That’s because, while lots of good companies with .NET-programmers are active in the SME sector, those programmers have the wrong expectations. This is what they’re saying: “Xamarin is just like .NET and because we’ve got much experience with .NET, we expect to have a good and easy start with Xamarin.” And that’s where the problem lies, because the start with Xamarin isn’t easy. But that’s not Xamarin’s fault – it’s the fault of the unrealistic expectation. So how does that work?

Xamarin with a little help

As we’ve said earlier, developing a well-built native app requires a lot of work. Even if it’s built with Xamarin. Xamarin allows you to do a lot in .NET and Xaml (Xamarin Forms), and with the right base draft, you could share 95% of the code you develop in .NET and Xaml with the apps for iOS and Android. That’s not merely beneficial for the development of your app’s first draft, but also for eventual maintenance and expansion.

To get to that first draft, you’ll need more than just .NET-knowledge. You’ll need to understand how Xamarin works with iOS and Android API’s, what the basic structure of a native app looks like, how to use external libraries and tools with Xamarin that aren’t developed for Xamarin, and more that a .NET-developer often has no experience with. You could use a little help with that first, incredibly important draft .

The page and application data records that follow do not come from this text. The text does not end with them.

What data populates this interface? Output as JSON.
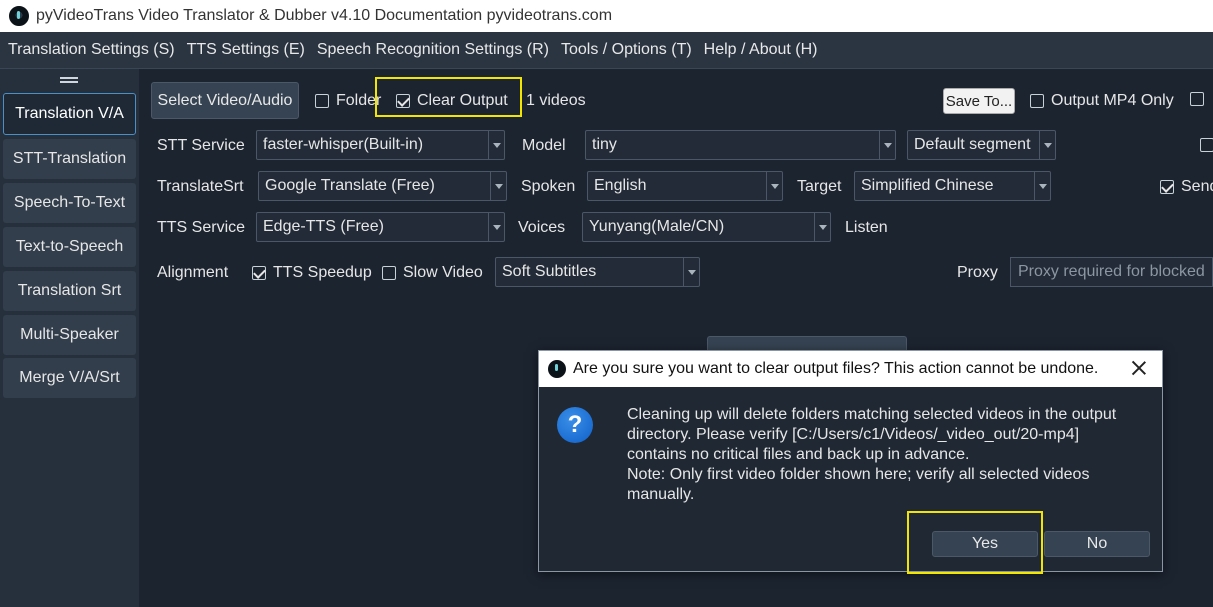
{
  "window": {
    "title": "pyVideoTrans Video Translator & Dubber v4.10 Documentation pyvideotrans.com"
  },
  "menu": [
    "Translation Settings (S)",
    "TTS Settings (E)",
    "Speech Recognition Settings (R)",
    "Tools / Options (T)",
    "Help / About (H)"
  ],
  "sidebar": {
    "items": [
      {
        "label": "Translation V/A",
        "active": true
      },
      {
        "label": "STT-Translation"
      },
      {
        "label": "Speech-To-Text"
      },
      {
        "label": "Text-to-Speech"
      },
      {
        "label": "Translation Srt"
      },
      {
        "label": "Multi-Speaker"
      },
      {
        "label": "Merge V/A/Srt"
      }
    ]
  },
  "toolbar": {
    "select_video": "Select Video/Audio",
    "folder": {
      "label": "Folder",
      "checked": false
    },
    "clear_output": {
      "label": "Clear Output",
      "checked": true
    },
    "video_count": "1 videos",
    "save_to": "Save To...",
    "output_mp4_only": {
      "label": "Output MP4 Only",
      "checked": false
    }
  },
  "row_stt": {
    "label": "STT Service",
    "value": "faster-whisper(Built-in)",
    "model_label": "Model",
    "model_value": "tiny",
    "segment_value": "Default segment"
  },
  "row_translate": {
    "label": "TranslateSrt",
    "value": "Google Translate (Free)",
    "spoken_label": "Spoken",
    "spoken_value": "English",
    "target_label": "Target",
    "target_value": "Simplified Chinese",
    "send_label": "Send",
    "send_checked": true
  },
  "row_tts": {
    "label": "TTS Service",
    "value": "Edge-TTS (Free)",
    "voices_label": "Voices",
    "voices_value": "Yunyang(Male/CN)",
    "listen_label": "Listen"
  },
  "row_align": {
    "label": "Alignment",
    "tts_speedup": {
      "label": "TTS Speedup",
      "checked": true
    },
    "slow_video": {
      "label": "Slow Video",
      "checked": false
    },
    "subtitle_value": "Soft Subtitles",
    "proxy_label": "Proxy",
    "proxy_placeholder": "Proxy required for blocked"
  },
  "dialog": {
    "title": "Are you sure you want to clear output files? This action cannot be undone.",
    "message_lines": [
      "Cleaning up will delete folders matching selected videos in the output",
      "directory. Please verify [C:/Users/c1/Videos/_video_out/20-mp4]",
      "contains no critical files and back up in advance.",
      "Note: Only first video folder shown here; verify all selected videos",
      "manually."
    ],
    "yes_label": "Yes",
    "no_label": "No",
    "icon": "question-icon"
  },
  "colors": {
    "highlight": "#f2e600",
    "accent": "#4b8fc8",
    "background": "#1c2430"
  }
}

The first draft

That’s why we advise you to let a Xamarin-specialist create that first draft. And make sure he creates a wiki with you and your developers in which you can find for example, how to publish updates. If your base draft is well structured and documented, your .NET-developers can continue on with it independently, without our help. Everything will be managed by yourself, with one good .NET-code that has a 95% overlap between both app-versions for iOS and Android. And you’ll only need the help of a specialist if something extra needs to be done, or if you find yourself stuck.

How does the code of the web app compare to that of the native apps?

The client side of web-apps is often built with Javascript, not in .NET. But there are certain things on the server side that you can reuse to save time and therefore, costs. Think business logic, the API’s of databases (if they’re built well-structured) and the DTO’s (the Data Transfer Objects). But the most profit is made if you use Microsoft Blazor, in which case you’ll write the web-app-code in .NET as well.

Here you can read about Blazor, our tips and tricks on how to build web-apps in the smartest manner, and about the synergy you can achieve with the code of the native apps.


If you’d appreciate support, use our ten-year experience with Xamarin. We’d love to help you if you want to start with a well-built Xamarin-app. And we’re always available to help you later on if you or your developers find yourself facing a problem. Whether you need our help for an hour or a day: fast, flexible and never longer than necessary, so you’re able to carry on. Because the principle remains: you can do it!